An experiment to estimate when stars began to form in the Universe suggests that gas temperatures just before stars appeared had fallen well below predicted limits, and that dark matter is not as shadowy as was thought._ Nature 555, 38-39 (2018)

The secret life of Higgs bosons

The Higgs boson has existed since the earliest moments of our universe. Its directionless field permeates all of space and entices transient particles to slow down and burgeon with mass. Without the Higgs field, there could be no stable structures; the universe would be cold, dark and lifeless.

Scientists observe supermassive black hole in infant universe

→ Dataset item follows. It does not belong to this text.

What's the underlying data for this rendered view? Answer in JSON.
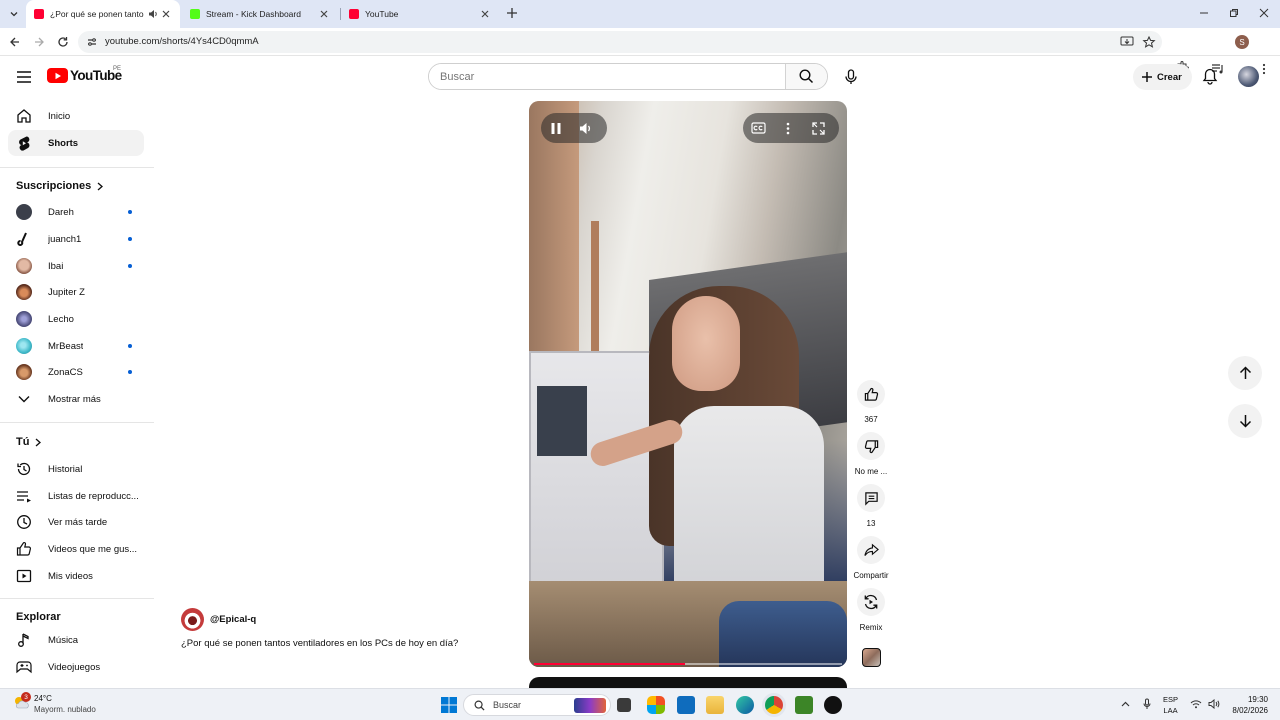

A team of astronomers, including two from MIT, has detected the most distant supermassive black hole ever observed. The black hole sits in the center of an ultrabright quasar, the light of which was emitted just 690 million years after the Big Bang. That light has taken about 13 billion years to reach us — a span of time that is nearly equal to the age of the universe._MIT

The Lockman Hole in X-rays

A special patch of sky can be found close to the Big Dipper, in the northern constellation of Ursa Major, also known as the Great Bear. Appearing to contain no stars and hardly any gas clouds from our Milky Way galaxy, this region is called the Lockman Hole. A unique window into the distant Universe, it was discovered in 1986 by astronomer Felix J. Lockman._ESA